Within an ever changing and technological world, we understand and value the importance of teaching Computing from a young age. We acknowledge that future generations will rely heavily on their computational confidence and digital skills in order to support their progress within their chosen career paths.

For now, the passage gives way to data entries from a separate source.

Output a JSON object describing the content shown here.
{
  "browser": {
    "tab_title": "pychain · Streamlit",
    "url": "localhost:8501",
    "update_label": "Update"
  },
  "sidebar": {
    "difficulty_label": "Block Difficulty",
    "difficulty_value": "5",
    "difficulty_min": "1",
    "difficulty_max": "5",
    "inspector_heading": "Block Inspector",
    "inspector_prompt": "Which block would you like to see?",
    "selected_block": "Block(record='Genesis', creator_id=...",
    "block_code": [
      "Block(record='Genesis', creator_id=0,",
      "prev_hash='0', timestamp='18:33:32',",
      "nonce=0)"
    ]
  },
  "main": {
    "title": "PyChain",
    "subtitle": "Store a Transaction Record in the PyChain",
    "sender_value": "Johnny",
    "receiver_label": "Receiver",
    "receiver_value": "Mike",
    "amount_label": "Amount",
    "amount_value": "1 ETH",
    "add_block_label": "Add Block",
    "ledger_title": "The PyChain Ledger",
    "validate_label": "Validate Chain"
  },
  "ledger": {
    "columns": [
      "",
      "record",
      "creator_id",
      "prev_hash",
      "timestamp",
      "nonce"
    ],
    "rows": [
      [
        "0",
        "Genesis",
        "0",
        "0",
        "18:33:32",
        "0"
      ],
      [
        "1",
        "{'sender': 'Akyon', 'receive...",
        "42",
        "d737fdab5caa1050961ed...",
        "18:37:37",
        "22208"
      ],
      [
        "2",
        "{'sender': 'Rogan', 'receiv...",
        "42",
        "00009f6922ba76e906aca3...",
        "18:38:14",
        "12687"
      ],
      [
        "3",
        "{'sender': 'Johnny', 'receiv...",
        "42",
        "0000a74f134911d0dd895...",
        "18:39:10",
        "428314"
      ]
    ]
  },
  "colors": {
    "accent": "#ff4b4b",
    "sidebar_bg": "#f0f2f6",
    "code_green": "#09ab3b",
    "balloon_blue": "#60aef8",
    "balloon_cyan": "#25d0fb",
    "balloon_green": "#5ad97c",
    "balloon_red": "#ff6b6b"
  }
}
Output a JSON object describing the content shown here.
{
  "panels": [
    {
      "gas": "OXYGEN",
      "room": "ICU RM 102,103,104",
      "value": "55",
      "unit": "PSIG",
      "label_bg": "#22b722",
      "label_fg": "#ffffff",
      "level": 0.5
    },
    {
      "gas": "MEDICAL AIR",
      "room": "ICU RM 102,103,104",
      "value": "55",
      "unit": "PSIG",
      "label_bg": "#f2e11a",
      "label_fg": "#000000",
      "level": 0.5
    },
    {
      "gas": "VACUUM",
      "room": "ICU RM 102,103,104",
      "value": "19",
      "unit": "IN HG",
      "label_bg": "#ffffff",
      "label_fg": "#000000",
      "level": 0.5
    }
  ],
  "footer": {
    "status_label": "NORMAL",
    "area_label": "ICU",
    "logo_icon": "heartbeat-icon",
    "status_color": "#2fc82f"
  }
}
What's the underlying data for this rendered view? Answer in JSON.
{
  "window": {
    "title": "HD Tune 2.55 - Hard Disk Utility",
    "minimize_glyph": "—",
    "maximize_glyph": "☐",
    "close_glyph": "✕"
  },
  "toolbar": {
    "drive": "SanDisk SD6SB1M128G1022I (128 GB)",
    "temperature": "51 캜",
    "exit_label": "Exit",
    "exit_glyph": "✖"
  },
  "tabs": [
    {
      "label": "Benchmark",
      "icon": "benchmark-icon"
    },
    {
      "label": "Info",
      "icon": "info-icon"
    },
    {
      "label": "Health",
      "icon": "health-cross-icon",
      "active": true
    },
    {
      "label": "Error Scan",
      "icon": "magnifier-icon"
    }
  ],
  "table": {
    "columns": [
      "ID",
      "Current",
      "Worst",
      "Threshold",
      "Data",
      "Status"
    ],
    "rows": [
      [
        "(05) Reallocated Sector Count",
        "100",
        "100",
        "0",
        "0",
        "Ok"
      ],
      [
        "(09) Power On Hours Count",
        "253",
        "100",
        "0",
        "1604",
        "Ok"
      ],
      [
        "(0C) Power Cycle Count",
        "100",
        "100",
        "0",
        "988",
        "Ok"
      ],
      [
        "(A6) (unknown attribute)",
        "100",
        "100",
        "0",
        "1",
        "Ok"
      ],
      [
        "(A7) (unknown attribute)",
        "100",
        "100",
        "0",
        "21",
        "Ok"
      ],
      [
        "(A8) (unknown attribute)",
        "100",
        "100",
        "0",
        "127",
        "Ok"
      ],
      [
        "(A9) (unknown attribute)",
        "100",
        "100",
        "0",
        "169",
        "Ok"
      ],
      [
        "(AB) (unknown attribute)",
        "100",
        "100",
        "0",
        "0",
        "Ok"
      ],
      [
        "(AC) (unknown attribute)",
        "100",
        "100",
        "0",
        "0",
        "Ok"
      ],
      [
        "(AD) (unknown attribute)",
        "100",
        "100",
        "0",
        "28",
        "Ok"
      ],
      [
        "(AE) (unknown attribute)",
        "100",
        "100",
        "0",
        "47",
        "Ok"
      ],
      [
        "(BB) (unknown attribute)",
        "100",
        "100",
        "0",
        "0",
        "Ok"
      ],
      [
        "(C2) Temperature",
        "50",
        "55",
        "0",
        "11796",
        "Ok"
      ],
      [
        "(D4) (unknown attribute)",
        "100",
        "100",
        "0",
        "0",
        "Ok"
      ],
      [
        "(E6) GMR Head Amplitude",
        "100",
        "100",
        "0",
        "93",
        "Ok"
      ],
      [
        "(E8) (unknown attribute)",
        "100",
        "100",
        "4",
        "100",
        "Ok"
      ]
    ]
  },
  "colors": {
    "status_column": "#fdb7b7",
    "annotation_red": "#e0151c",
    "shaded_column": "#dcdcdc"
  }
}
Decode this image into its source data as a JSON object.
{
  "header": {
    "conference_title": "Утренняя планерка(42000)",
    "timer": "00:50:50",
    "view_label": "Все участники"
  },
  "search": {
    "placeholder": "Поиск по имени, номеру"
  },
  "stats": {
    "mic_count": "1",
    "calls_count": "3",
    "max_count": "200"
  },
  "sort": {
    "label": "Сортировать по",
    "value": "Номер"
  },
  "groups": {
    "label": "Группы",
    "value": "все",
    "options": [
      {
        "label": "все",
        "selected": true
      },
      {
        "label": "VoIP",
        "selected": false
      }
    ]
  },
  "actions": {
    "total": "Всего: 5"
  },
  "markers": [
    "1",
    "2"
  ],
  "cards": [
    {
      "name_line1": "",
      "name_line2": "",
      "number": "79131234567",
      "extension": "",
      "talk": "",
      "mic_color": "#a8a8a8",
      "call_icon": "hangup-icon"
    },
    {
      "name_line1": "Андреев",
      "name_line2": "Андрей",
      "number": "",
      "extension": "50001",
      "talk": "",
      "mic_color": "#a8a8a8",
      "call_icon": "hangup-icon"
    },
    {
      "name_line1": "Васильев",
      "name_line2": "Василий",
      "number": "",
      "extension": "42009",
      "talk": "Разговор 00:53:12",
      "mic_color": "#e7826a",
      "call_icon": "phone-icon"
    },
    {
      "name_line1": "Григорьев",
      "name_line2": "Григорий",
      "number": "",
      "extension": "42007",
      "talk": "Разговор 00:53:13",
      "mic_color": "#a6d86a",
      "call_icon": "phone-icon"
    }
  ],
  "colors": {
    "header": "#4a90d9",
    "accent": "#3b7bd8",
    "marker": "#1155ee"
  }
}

We aim to:
- Seek to equip our children with key computational skills and knowledge that will prepare them for the next stage in their learning and provide them with the necessary foundations to be successful in adult life in the new digital world.
- Enable children to understand how to use the ever-changing technology to express themselves, as tools for learning and as a means to drive their generation forward into the future.
- Ensure that children understand the advantages and disadvantages associated with online experiences and develop into respectful, responsible and confident users of technology, aware of measures that can be taken to keep themselves and others safe online.
- Build a computing curriculum which develops learning and results in the acquisition of knowledge and skills so that all pupils know more and remember more and is designed to balance acquiring a broad and deep knowledge alongside opportunities to apply skills in various digital contexts.
- Enable every pupil to view themselves as Computer Scientists.
- Deliver all the requirements of the national curriculum in relation to computing.
- Make pupils aware of and apply transferable skills required when linked to other subjects, as well as other aspects of their life.
- Ensure all teaching includes opportunities to develop computing vocabulary.
As part of the planning process, teachers plan the following:
- Using the Switched on Computing’ Rising Stars curriculum, ensuring that pupils’ skills in the three areas of computing (computer science, information technology and digital literacy), progress as they move through the school.
- Access to resources which aid in the acquisition of skills and knowledge; including the hardware (computers, tablets, programmable equipment) and software that they need to develop knowledge and skills of digital systems and their applications.
- Teach computing across the curriculum ensuring that skills taught in these lessons are applied in other subjects.
- Provide opportunities for children to develop their skills: mouse control, keyboard skills, saving and printing work, drawing pictures, writing and using the internet to carry out research - progressing to more complex skills such as data analysis and coding and programming.
- Develop a broad range of e-safety skills to ensure children will use technology safely and identify where to go for help and support when they have concerns.
- Online safety shown consistently through displays within the learning environment and school.
- Informing parents and carers when issues relating to online safety arise.
- Develop computer literacy
- Develop an understand how various machines work, knowing the names and functions of main components.
- Children will make at least good progress in computing from their last point of statutory assessment and from their starting point in Reception.
- Children will use their computing knowledge and skills, in all curriculum areas, to enable them to know more, remember more and understand more; children will retain knowledge that is pertinent to applying computing with a real life context.
- All children view themselves as a computer scientists and use and apply skills to accomplish a wide variety of goals, both at home and in school.
- Children will have a secure and comprehensive knowledge of the implications of technology and digital systems. This is important in a society where technologies and trends are rapidly evolving.
- Children will be able to apply the British values of democracy, tolerance, mutual respect, rule of law and liberty when using digital systems.